                   Anaphora – repetition of the same word or group of words at the beginning of successive

                   clauses: e.g., We shall fight on the beaches, we shall fight on the landing-grounds, we shall

                   fight in the fields and in the street, we shall fight in the hills. (Winston Churchill)


                   Epanalepsis – is the repetition at the end of a clause of the word that occurred at the

                   Beginning at the beginning of the clause: e.g., “Eat!” Meg exclaimed as Mrs. Murry went 

                   through the lab.  “How does she expect me to eat?”


                   Epistrophe – the repetition of the same word or group of words at the end of successive

                   clauses: e.g., Your development has to go at its own pace.  It doesn’t happen at the usual




                   Chiasmus/Antimetabole –  a sentence strategy in which the arrangement of ideas in the  

                   second clause is a reversal of the first: e.g., To live is to read; to read is to live. or e.g., Ask

                   not what your country can do for you; ask what you can do for your country (John F. Kennedy)


                   Inverted order of a sentence – involves constructing a sentence so the predicate comes  

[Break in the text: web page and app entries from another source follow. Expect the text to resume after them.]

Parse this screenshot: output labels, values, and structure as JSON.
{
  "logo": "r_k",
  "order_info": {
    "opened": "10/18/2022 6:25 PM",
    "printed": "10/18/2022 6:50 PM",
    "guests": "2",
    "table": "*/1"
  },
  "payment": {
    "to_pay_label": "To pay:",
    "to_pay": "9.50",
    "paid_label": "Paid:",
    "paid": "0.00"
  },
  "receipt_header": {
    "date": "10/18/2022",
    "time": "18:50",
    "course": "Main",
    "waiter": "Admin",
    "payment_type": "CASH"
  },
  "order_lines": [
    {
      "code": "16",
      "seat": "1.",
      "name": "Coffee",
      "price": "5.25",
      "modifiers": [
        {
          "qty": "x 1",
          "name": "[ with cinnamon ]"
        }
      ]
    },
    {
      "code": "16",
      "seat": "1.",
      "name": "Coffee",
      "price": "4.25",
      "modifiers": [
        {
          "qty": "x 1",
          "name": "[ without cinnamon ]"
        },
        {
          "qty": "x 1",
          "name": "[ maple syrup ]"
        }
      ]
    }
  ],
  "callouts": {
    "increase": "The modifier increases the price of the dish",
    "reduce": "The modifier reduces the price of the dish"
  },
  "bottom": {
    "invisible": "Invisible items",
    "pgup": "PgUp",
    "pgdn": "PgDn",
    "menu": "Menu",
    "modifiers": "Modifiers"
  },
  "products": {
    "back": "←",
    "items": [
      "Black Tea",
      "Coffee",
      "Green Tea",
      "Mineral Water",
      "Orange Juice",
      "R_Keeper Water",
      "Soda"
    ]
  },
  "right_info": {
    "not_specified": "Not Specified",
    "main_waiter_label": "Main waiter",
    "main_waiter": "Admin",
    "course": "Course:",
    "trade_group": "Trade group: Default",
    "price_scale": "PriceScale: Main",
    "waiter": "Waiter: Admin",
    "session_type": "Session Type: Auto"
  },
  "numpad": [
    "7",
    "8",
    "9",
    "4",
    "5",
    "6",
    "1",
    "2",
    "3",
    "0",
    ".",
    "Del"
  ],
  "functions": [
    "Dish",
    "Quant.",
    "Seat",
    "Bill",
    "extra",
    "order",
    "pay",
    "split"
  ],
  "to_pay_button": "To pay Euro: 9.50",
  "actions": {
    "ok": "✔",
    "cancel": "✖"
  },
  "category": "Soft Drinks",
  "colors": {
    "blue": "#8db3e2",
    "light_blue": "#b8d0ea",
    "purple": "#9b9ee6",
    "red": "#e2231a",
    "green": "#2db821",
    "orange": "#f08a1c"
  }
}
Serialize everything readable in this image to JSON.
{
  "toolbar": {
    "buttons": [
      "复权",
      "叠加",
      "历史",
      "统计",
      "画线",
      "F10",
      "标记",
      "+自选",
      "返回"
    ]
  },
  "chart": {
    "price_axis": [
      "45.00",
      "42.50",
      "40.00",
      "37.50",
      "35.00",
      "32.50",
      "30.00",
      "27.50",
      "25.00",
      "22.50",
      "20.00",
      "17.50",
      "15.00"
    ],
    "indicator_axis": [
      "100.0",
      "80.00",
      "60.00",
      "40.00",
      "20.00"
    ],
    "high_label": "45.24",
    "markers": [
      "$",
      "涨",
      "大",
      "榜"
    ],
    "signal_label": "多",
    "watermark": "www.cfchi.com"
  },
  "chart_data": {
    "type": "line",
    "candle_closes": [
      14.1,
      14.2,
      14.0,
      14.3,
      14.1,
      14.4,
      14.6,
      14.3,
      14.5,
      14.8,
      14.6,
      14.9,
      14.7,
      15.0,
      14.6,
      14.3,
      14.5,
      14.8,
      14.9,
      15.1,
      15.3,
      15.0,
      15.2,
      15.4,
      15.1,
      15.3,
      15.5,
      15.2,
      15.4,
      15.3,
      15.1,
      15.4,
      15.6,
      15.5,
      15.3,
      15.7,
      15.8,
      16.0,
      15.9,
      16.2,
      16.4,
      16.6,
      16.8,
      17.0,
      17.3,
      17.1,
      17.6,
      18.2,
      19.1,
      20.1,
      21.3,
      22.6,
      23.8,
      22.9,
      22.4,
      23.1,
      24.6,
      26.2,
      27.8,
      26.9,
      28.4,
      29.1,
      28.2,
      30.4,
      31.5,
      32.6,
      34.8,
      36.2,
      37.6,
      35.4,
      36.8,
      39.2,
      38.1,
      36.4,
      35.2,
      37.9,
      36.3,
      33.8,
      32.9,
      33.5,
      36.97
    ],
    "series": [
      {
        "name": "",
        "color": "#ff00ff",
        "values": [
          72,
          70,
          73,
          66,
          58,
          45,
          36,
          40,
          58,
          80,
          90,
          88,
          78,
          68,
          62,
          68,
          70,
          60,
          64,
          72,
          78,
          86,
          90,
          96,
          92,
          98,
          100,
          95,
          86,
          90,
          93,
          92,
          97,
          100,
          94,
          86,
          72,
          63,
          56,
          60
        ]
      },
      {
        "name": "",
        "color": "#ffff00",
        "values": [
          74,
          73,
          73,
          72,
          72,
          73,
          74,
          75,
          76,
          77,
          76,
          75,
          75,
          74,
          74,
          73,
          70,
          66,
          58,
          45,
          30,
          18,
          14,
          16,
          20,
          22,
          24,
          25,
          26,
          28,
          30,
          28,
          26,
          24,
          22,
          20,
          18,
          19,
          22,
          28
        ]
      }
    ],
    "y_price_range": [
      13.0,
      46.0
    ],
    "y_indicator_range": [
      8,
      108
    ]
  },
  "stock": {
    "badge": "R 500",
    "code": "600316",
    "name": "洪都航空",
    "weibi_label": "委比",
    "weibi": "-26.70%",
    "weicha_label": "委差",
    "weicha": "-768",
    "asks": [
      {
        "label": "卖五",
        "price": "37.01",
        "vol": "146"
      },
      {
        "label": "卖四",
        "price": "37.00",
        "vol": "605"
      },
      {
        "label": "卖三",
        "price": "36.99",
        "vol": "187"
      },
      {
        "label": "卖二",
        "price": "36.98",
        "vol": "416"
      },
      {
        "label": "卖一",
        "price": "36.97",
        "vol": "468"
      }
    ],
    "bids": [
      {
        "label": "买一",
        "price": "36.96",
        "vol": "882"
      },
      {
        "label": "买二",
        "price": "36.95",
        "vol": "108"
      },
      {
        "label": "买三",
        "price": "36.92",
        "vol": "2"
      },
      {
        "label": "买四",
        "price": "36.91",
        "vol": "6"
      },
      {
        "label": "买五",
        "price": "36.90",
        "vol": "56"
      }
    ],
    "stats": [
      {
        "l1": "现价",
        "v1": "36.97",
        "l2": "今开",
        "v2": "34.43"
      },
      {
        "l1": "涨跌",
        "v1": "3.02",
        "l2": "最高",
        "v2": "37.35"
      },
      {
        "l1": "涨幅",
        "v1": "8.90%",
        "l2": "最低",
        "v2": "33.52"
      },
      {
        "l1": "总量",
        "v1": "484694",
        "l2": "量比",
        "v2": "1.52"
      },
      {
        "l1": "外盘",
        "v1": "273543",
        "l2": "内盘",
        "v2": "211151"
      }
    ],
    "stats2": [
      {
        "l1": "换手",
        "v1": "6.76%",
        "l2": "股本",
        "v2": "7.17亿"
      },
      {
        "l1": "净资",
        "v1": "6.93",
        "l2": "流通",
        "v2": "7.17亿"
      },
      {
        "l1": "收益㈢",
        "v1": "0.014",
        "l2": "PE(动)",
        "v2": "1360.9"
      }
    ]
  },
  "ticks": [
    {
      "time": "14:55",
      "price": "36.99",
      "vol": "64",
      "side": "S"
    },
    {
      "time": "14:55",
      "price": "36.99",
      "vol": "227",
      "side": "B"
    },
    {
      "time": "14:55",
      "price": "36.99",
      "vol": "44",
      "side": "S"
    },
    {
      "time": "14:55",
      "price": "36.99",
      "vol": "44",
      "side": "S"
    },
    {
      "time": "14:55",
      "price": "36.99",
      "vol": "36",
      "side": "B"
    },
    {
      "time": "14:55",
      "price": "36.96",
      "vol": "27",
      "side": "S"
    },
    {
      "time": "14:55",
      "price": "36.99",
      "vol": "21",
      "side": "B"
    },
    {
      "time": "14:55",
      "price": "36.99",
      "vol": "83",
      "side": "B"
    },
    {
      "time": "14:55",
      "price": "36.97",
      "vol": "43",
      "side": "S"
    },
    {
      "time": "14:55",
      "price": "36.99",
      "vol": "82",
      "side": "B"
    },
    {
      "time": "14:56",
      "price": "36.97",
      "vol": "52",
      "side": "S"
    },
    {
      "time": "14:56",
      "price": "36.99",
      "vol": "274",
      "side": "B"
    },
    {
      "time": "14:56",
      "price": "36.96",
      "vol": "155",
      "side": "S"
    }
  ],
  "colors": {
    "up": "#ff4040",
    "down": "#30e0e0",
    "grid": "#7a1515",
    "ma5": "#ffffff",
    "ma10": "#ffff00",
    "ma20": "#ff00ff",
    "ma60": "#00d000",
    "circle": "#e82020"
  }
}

                   before the subject: e.g., In California grow the oranges.  Both Yoda and Shakespeare love

                   this.  Why?  Well it creates an emphatic and rhythmic effect.


    Rhetorical Question – a question that requires no answer.  It is used to draw attention to a point and is

     generally stronger than a direct statement:  e.g., If Mr. Adams is always fair, as you have said, why did he refuse to listen to Mrs. Baldwin’s arguments?”


    Rhetorical fragment – a sentence fragment used deliberately for a persuasive purpose or to create a  

    desired effect: e.g., Something to consider.


    Stichomythia dialogue in which the endings and beginnings of each line echo each other taking on a

    new meaning with each new line: e.g.,


                  Hamlet: Now mother, what’s the matter?

                  Queen: Hamlet, thou hast thy father much offended.

                  Hamlet: Mother, you have my father much offended.

                  Queen: Come, come, you answer with a wicked tongue.

                  Hamlet: Go, go, you answer with a wicked tongue.


     Zeugma – the use of a verb that has two different meanings with objects that complement both

     meanings: e.g., He stole both her car and her heart that fateful night.”



    7. Examine other related topics


    Oxymoron – form of paradox that combines a pair of opposite terms into a single  

    unusual experience: e.g., sweet sorrow


    Paradox – occurs when the elements of a statement contradict each other.              

    Although the statement may appear illogical, impossible, or absurd, it turns out to have a coherent meaning that reveals a hidden truth: e.g., Living is dying.


    Pun – a play on words that are identical or similar in sound but have sharply diverse

    meanings.  Puns can have serious as well as humorous uses: e.g., Mercutio bleeding to death says, “Ask for me tomorrow, and you shall find me a grave man.  (Romeo and Juliet)




    Some additional words for describing Syntax